"In the second paper, we created a spatial map of alpha-synuclein, cataloging all the proteins in living neurons that were in close proximity to the protein," explained Chee Yeun Chung, former Whitehead Institute Senior Research Scientist, who co-led both studies with Khurana. The mapping was achieved without disturbing the native environment of the neuron, by tagging alpha-synuclein with an enzyme—APEX—that allowed proteins less than 10 nanometers away from synuclein to be marked with a trackable fingerprint. "As a result, for the first time, we were able to visualize the protein's location, at minute scale, under physiologic conditions in an intact brain cell," noted Chung, who is now Scientific Co-founder and Associate Director at Yumanity Therapeutics in Cambridge.

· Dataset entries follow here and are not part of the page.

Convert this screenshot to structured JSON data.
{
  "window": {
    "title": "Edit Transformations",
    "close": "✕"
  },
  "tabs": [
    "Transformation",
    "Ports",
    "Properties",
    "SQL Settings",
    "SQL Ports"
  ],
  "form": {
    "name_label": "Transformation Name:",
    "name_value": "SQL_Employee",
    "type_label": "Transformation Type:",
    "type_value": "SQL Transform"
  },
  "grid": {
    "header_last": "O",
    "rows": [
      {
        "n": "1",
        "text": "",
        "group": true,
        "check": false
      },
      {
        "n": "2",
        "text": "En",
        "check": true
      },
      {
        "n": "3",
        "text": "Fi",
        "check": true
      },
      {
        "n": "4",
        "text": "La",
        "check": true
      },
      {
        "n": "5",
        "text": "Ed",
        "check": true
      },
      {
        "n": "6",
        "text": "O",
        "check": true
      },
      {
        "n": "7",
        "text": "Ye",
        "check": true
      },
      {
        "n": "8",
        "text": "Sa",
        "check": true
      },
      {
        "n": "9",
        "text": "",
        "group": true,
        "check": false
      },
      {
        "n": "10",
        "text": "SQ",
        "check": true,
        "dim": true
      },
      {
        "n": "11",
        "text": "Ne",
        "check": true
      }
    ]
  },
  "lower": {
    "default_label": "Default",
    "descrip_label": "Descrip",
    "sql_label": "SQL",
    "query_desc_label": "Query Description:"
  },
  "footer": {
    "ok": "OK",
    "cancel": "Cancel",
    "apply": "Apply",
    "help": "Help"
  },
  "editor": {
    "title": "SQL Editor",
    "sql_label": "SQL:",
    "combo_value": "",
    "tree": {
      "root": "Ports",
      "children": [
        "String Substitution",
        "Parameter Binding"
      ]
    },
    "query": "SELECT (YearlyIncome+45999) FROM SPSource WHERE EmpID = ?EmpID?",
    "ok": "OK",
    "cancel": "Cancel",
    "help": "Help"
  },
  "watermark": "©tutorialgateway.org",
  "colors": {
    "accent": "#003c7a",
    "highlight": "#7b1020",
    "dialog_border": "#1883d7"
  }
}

Remarkably, the maps derived from these two processes were closely related and converged on the same Parkinson's genes and cellular processes. Whether in a yeast cell or in a neuron, alpha synuclein directly interfered with the rate of production of proteins in the cell, and the transport of proteins between cellular compartments. "It turns out the mechanisms of toxicity of the misfolded protein are closely related to which proteins it directly interacts with, and that these interactions can explain connections between different Parkinson's genetic risk factors," said Khurana, now a Principal Investigator within the Ann Romney Center for Neurologic Diseases at Brigham and Women's Hospital and the Harvard Stem Cell Institute.
Finally, the authors addressed two major challenges for any study that generates large data-sets of individual genes and proteins in model organisms like yeast: How to assemble the data into coherent maps? And how to integrate information across species, in this case from yeast to human?
Enter computational biologist Jian Peng, former Visiting Scientist at Whitehead Institute and postdoctoral researcher at MIT. "First, we had to figure out much better methods to find human counterparts of yeast genes, and then we had to arrange the humanized set of genes in a meaningful way," explained Peng, now Assistant Professor of Computer Sciences at University of Illinois, Urbana-Champaign. "The result was TransposeNet, a new suite of computational tools that uses machine learning algorithms to visualize patterns and interaction networks based on genes that are highly conserved from yeast to humans—and then makes predictions about the additional genes that are part of the alpha-synuclein toxicity response in humans."
This analysis produced networks that mapped out how alpha-synuclein is related to other Parkinson's genes through well-defined molecular pathways. "We now have a system to look at how seemingly unrelated genes come together to cause Parkinson's and how they are related to the protein that misfolds in this disease," said Khurana. To confirm their work, the researchers generated neurons from Parkinson's patients with different genetic forms of the disease. They showed that the molecular maps generated from their analyses allowed them to identify abnormalities shared among these distinct forms of Parkinson's. Prior to this, there was no obvious molecular connection between the genes implicated in these varieties of PD. "We believe these methods could pave the way for developing patient-specific treatments in the future," Khurana observed.